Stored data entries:
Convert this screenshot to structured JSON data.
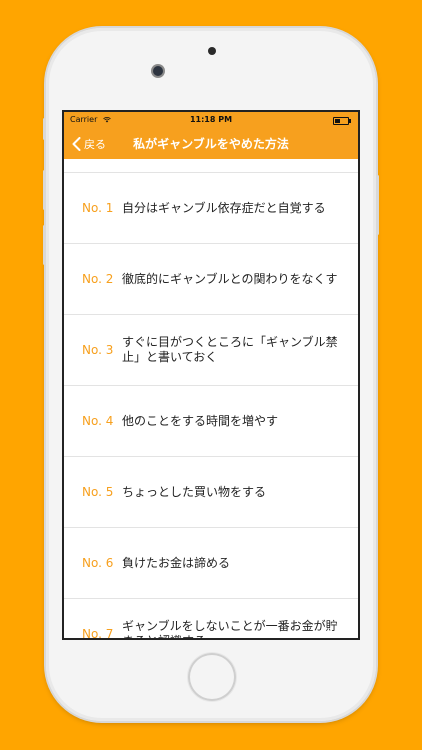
{
  "status_bar": {
    "carrier": "Carrier",
    "time": "11:18 PM",
    "wifi_icon": "wifi-icon",
    "battery_icon": "battery-icon"
  },
  "nav": {
    "back_label": "戻る",
    "back_icon": "chevron-left-icon",
    "title": "私がギャンブルをやめた方法"
  },
  "items": [
    {
      "num": "No. 1",
      "text": "自分はギャンブル依存症だと自覚する"
    },
    {
      "num": "No. 2",
      "text": "徹底的にギャンブルとの関わりをなくす"
    },
    {
      "num": "No. 3",
      "text": "すぐに目がつくところに「ギャンブル禁止」と書いておく"
    },
    {
      "num": "No. 4",
      "text": "他のことをする時間を増やす"
    },
    {
      "num": "No. 5",
      "text": "ちょっとした買い物をする"
    },
    {
      "num": "No. 6",
      "text": "負けたお金は諦める"
    },
    {
      "num": "No. 7",
      "text": "ギャンブルをしないことが一番お金が貯まると認識する"
    }
  ],
  "colors": {
    "background": "#FFA500",
    "accent": "#F7A01E",
    "number_text": "#F7A01E"
  }
}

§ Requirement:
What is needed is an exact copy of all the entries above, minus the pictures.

§ Task response:
Convert this screenshot to structured JSON data.
{
  "status_bar": {
    "carrier": "Carrier",
    "time": "11:18 PM",
    "wifi_icon": "wifi-icon",
    "battery_icon": "battery-icon"
  },
  "nav": {
    "back_label": "戻る",
    "back_icon": "chevron-left-icon",
    "title": "私がギャンブルをやめた方法"
  },
  "items": [
    {
      "num": "No. 1",
      "text": "自分はギャンブル依存症だと自覚する"
    },
    {
      "num": "No. 2",
      "text": "徹底的にギャンブルとの関わりをなくす"
    },
    {
      "num": "No. 3",
      "text": "すぐに目がつくところに「ギャンブル禁止」と書いておく"
    },
    {
      "num": "No. 4",
      "text": "他のことをする時間を増やす"
    },
    {
      "num": "No. 5",
      "text": "ちょっとした買い物をする"
    },
    {
      "num": "No. 6",
      "text": "負けたお金は諦める"
    },
    {
      "num": "No. 7",
      "text": "ギャンブルをしないことが一番お金が貯まると認識する"
    }
  ],
  "colors": {
    "background": "#FFA500",
    "accent": "#F7A01E",
    "number_text": "#F7A01E"
  }
}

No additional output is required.